CenterBeam, a systems integrator that installs and remotely manages Windows-based office LANs for small to mid-sized businesses, is teaming with Network Associates to provide a hosted security service for its customers.
CenterBeam sets up Windows 2000 desktops and servers for smaller businesses and typically installs high-speed digital subscriber line (DSL) for each office. In a somewhat unusual arrangement, CenterBeam makes these offices part of a larger network that it manages, letting users access the Microsoft Exchange messaging server hosted at CenterBeam.
"We don't run a separate Exchange server," says CenterBeam executive vice president and chief technical officer Glenn Ricart. "We give them access to the Exchange server at our data centre here." Customers also get Internet access through the CenterBeam data centre.
Virus checking and intrusion detection are part of the total hosted Windows service package CenterBeam provides, at a cost of $US200 to $250 per seat. Each seat runs Network Associates' McAfee antivirus software, and intrusion detection is provided by the CyberCop Patrol hosted service, available through the Network Associates division called MyCIO.com.
"We want to provide a secure and reliable infrastructure for small business as part of our managed service," says Ricart, who claims to have about 1000 business customers.
Microsoft is an investor in CenterBeam, and Ricart claims the latest Microsoft operating system, which shipped about two months ago, is well suited for outsourced network management.
"With Windows 2000, you can apply group policies on the server, whereas NT 4.0 didn't have these management characteristics," Ricart says, emphasising that each corporate customer has restricted access to system files and can't change its IP address.

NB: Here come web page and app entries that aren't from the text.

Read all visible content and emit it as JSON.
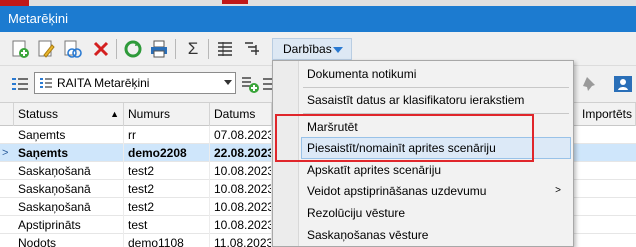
{
  "window": {
    "title": "Metarēķini"
  },
  "toolbar": {
    "icons": [
      "add-icon",
      "edit-icon",
      "copy-icon",
      "delete-icon",
      "refresh-icon",
      "print-icon",
      "sum-icon",
      "columns-icon",
      "sort-icon"
    ],
    "actions_label": "Darbības"
  },
  "filter": {
    "selected_view": "RAITA Metarēķini"
  },
  "table": {
    "columns": [
      "Statuss",
      "Numurs",
      "Datums",
      "Importēts"
    ],
    "rows": [
      {
        "status": "Saņemts",
        "number": "rr",
        "date": "07.08.2023.",
        "selected": false
      },
      {
        "status": "Saņemts",
        "number": "demo2208",
        "date": "22.08.2023.",
        "selected": true
      },
      {
        "status": "Saskaņošanā",
        "number": "test2",
        "date": "10.08.2023.",
        "selected": false
      },
      {
        "status": "Saskaņošanā",
        "number": "test2",
        "date": "10.08.2023.",
        "selected": false
      },
      {
        "status": "Saskaņošanā",
        "number": "test2",
        "date": "10.08.2023.",
        "selected": false
      },
      {
        "status": "Apstiprināts",
        "number": "test",
        "date": "10.08.2023.",
        "selected": false
      },
      {
        "status": "Nodots",
        "number": "demo1108",
        "date": "11.08.2023.",
        "selected": false
      }
    ]
  },
  "menu": {
    "items": [
      {
        "label": "Dokumenta notikumi"
      },
      {
        "label": "Sasaistīt datus ar klasifikatoru ierakstiem"
      },
      {
        "label": "Maršrutēt"
      },
      {
        "label": "Piesaistīt/nomainīt aprites scenāriju"
      },
      {
        "label": "Apskatīt aprites scenāriju"
      },
      {
        "label": "Veidot apstiprināšanas uzdevumu"
      },
      {
        "label": "Rezolūciju vēsture"
      },
      {
        "label": "Saskaņošanas vēsture"
      }
    ]
  },
  "colors": {
    "titlebar": "#1c7bd0",
    "selection": "#cfe6fb",
    "highlight_box": "#e0262b"
  }
}
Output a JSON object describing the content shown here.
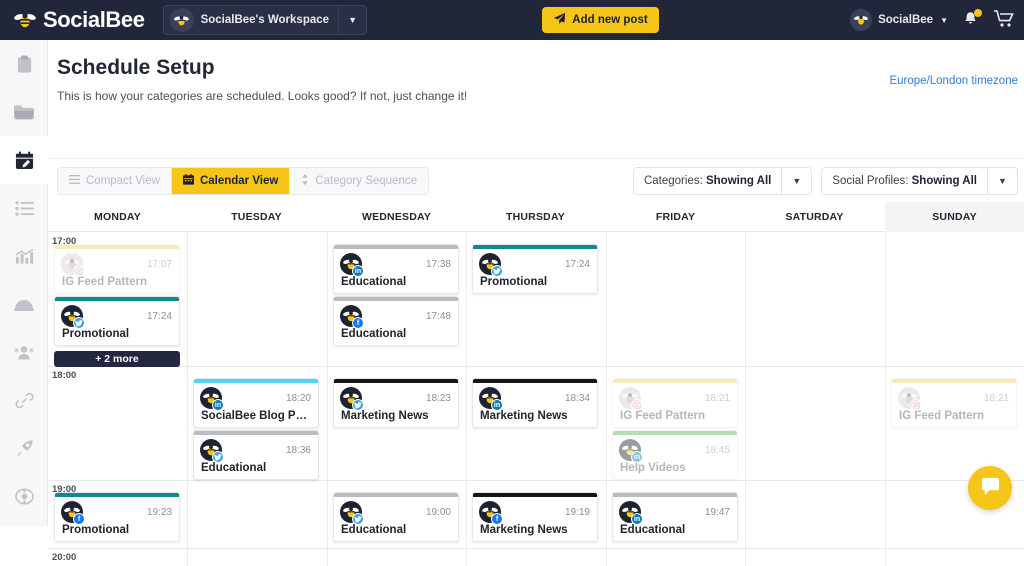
{
  "topbar": {
    "brand": "SocialBee",
    "brand_icon": "bee-logo-icon",
    "workspace": "SocialBee's Workspace",
    "workspace_caret_icon": "chevron-down-icon",
    "add_post_label": "Add new post",
    "add_post_icon": "paper-plane-icon",
    "account_name": "SocialBee",
    "account_caret_icon": "chevron-down-icon",
    "notification_icon": "bell-icon",
    "cart_icon": "shopping-cart-icon",
    "accent_yellow": "#f5c518",
    "bar_color": "#22263a"
  },
  "sidebar": {
    "items": [
      {
        "name": "clipboard-icon",
        "active": false
      },
      {
        "name": "folder-icon",
        "active": false
      },
      {
        "name": "calendar-edit-icon",
        "active": true
      },
      {
        "name": "list-icon",
        "active": false
      },
      {
        "name": "analytics-chart-icon",
        "active": false
      },
      {
        "name": "cloche-icon",
        "active": false
      },
      {
        "name": "users-icon",
        "active": false
      },
      {
        "name": "link-icon",
        "active": false
      },
      {
        "name": "rocket-icon",
        "active": false
      },
      {
        "name": "lifebuoy-icon",
        "active": false
      }
    ]
  },
  "page": {
    "title": "Schedule Setup",
    "subtitle": "This is how your categories are scheduled. Looks good? If not, just change it!",
    "timezone_link": "Europe/London timezone"
  },
  "toolbar": {
    "tabs": [
      {
        "label": "Compact View",
        "icon": "lines-icon",
        "active": false
      },
      {
        "label": "Calendar View",
        "icon": "calendar-icon",
        "active": true
      },
      {
        "label": "Category Sequence",
        "icon": "sort-icon",
        "active": false
      }
    ],
    "filters": [
      {
        "label": "Categories:",
        "value": "Showing All",
        "caret_icon": "caret-down-icon"
      },
      {
        "label": "Social Profiles:",
        "value": "Showing All",
        "caret_icon": "caret-down-icon"
      }
    ]
  },
  "calendar": {
    "days": [
      "MONDAY",
      "TUESDAY",
      "WEDNESDAY",
      "THURSDAY",
      "FRIDAY",
      "SATURDAY",
      "SUNDAY"
    ],
    "highlighted_day": "SUNDAY",
    "time_labels": [
      "17:00",
      "18:00",
      "19:00",
      "20:00"
    ],
    "more_button": {
      "label": "+ 2 more",
      "day": "MONDAY"
    },
    "events": [
      {
        "day": 0,
        "time": "17:07",
        "title": "IG Feed Pattern",
        "network": "instagram",
        "color": "#f2d070",
        "faded": true
      },
      {
        "day": 0,
        "time": "17:24",
        "title": "Promotional",
        "network": "twitter",
        "color": "#0f8a8a",
        "faded": false
      },
      {
        "day": 2,
        "time": "17:38",
        "title": "Educational",
        "network": "linkedin",
        "color": "#b9bcc0",
        "faded": false
      },
      {
        "day": 2,
        "time": "17:48",
        "title": "Educational",
        "network": "facebook",
        "color": "#b9bcc0",
        "faded": false
      },
      {
        "day": 3,
        "time": "17:24",
        "title": "Promotional",
        "network": "twitter",
        "color": "#0f8a8a",
        "faded": false
      },
      {
        "day": 1,
        "time": "18:20",
        "title": "SocialBee Blog Posts",
        "network": "linkedin",
        "color": "#4fd5ef",
        "faded": false
      },
      {
        "day": 1,
        "time": "18:36",
        "title": "Educational",
        "network": "twitter",
        "color": "#b9bcc0",
        "faded": false
      },
      {
        "day": 2,
        "time": "18:23",
        "title": "Marketing News",
        "network": "twitter",
        "color": "#15161c",
        "faded": false
      },
      {
        "day": 3,
        "time": "18:34",
        "title": "Marketing News",
        "network": "linkedin",
        "color": "#15161c",
        "faded": false
      },
      {
        "day": 4,
        "time": "18:21",
        "title": "IG Feed Pattern",
        "network": "instagram",
        "color": "#f2d070",
        "faded": true
      },
      {
        "day": 4,
        "time": "18:45",
        "title": "Help Videos",
        "network": "linkedin",
        "color": "#5cb85c",
        "faded": true
      },
      {
        "day": 6,
        "time": "18:21",
        "title": "IG Feed Pattern",
        "network": "instagram",
        "color": "#f2d070",
        "faded": true
      },
      {
        "day": 0,
        "time": "19:23",
        "title": "Promotional",
        "network": "facebook",
        "color": "#0f8a8a",
        "faded": false
      },
      {
        "day": 2,
        "time": "19:00",
        "title": "Educational",
        "network": "twitter",
        "color": "#b9bcc0",
        "faded": false
      },
      {
        "day": 3,
        "time": "19:19",
        "title": "Marketing News",
        "network": "facebook",
        "color": "#15161c",
        "faded": false
      },
      {
        "day": 4,
        "time": "19:47",
        "title": "Educational",
        "network": "linkedin",
        "color": "#b9bcc0",
        "faded": false
      }
    ]
  },
  "chat": {
    "icon": "chat-bubble-icon",
    "color": "#f5c518"
  }
}
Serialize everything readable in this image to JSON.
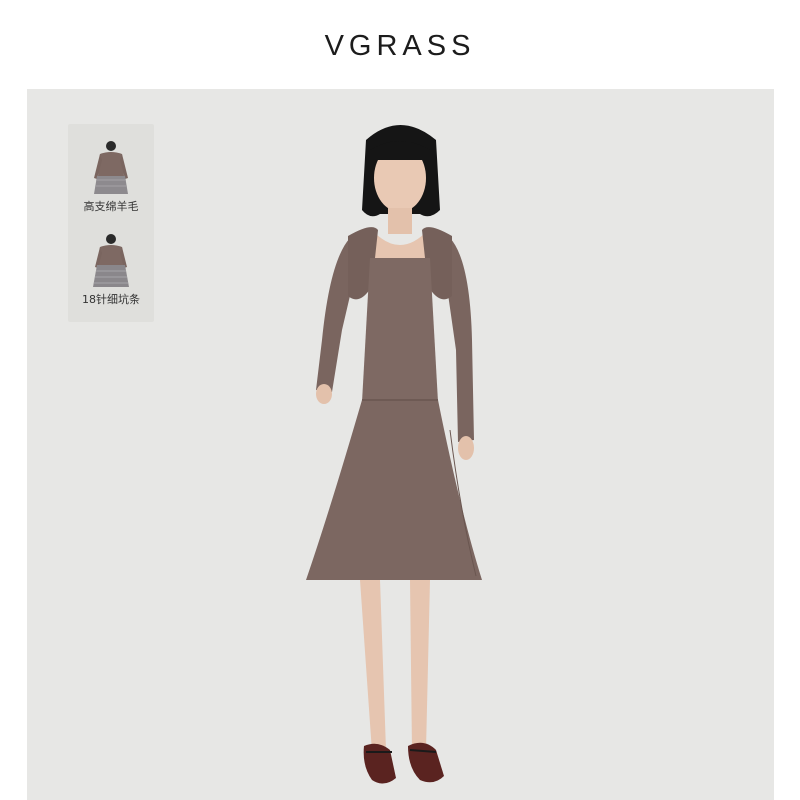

CenterBeam uses Covad Communications as its preferred DSL provider for small to mid-sized offices. Covad's private virtual circuits are pre-programmed to switch data from each office directly to the CenterBeam data centre, where network management of multiple enterprise LANs is done through Hewlett-Packard's OpenView.